TASK DESCRIPTION:
Go line by line through the records below. Copy whichever lines contain the string "pack".

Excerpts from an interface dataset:
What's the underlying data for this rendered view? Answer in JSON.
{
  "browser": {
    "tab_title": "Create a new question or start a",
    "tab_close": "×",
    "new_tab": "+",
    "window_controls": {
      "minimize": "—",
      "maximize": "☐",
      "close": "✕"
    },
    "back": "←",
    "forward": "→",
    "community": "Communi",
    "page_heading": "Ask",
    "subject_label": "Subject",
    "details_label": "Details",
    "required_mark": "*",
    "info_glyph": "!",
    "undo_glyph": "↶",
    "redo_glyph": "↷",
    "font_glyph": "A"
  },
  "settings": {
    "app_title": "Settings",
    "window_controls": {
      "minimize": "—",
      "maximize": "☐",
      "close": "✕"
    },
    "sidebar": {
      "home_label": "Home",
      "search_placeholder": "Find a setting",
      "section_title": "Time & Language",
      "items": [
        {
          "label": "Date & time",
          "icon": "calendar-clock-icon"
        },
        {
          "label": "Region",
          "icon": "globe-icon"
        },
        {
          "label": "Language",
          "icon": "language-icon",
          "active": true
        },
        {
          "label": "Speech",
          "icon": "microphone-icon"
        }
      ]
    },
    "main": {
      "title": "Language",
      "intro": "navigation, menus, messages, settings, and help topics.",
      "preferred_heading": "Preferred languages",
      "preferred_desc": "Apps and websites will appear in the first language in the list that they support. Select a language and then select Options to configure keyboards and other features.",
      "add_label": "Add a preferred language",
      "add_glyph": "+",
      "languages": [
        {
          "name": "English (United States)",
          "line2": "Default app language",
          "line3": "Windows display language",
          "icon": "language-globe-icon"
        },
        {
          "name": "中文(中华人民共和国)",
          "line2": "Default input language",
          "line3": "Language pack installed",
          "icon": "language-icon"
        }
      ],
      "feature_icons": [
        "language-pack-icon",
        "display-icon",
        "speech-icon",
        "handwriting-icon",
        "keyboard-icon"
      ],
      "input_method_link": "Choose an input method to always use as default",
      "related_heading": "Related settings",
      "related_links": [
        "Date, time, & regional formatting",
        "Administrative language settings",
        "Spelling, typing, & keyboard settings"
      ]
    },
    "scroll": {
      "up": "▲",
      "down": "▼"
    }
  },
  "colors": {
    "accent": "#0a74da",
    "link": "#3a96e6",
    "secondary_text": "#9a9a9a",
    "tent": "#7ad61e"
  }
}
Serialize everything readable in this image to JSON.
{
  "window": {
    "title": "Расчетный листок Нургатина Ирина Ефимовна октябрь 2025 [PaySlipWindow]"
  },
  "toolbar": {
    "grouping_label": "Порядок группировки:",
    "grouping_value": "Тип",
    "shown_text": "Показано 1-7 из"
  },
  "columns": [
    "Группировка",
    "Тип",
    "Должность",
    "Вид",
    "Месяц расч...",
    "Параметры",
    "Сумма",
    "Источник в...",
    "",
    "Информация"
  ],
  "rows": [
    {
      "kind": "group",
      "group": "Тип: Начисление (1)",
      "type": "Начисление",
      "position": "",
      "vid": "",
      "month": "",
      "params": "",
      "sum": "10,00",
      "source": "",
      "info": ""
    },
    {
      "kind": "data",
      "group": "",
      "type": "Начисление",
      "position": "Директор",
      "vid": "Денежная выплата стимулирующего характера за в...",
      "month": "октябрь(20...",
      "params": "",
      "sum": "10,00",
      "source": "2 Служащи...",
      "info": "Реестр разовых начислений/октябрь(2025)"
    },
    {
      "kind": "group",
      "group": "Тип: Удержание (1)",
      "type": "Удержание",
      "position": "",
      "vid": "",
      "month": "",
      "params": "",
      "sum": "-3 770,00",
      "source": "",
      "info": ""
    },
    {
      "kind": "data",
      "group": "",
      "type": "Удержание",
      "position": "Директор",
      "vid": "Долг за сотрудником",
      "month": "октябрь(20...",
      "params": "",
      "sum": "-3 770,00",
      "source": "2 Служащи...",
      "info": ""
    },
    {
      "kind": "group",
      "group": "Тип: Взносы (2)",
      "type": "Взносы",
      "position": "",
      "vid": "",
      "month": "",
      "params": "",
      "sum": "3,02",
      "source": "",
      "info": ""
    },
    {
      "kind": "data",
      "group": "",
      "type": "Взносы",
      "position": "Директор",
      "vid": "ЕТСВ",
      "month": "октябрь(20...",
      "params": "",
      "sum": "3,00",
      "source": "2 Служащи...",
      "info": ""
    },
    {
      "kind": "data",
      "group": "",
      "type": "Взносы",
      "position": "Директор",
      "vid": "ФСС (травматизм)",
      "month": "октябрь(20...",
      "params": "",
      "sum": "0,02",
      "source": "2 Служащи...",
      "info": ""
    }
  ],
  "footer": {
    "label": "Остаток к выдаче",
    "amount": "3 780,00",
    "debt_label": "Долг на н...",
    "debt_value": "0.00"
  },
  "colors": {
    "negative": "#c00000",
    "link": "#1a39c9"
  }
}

SOLUTION:
          "line3": "Language pack installed",
        "language-pack-icon",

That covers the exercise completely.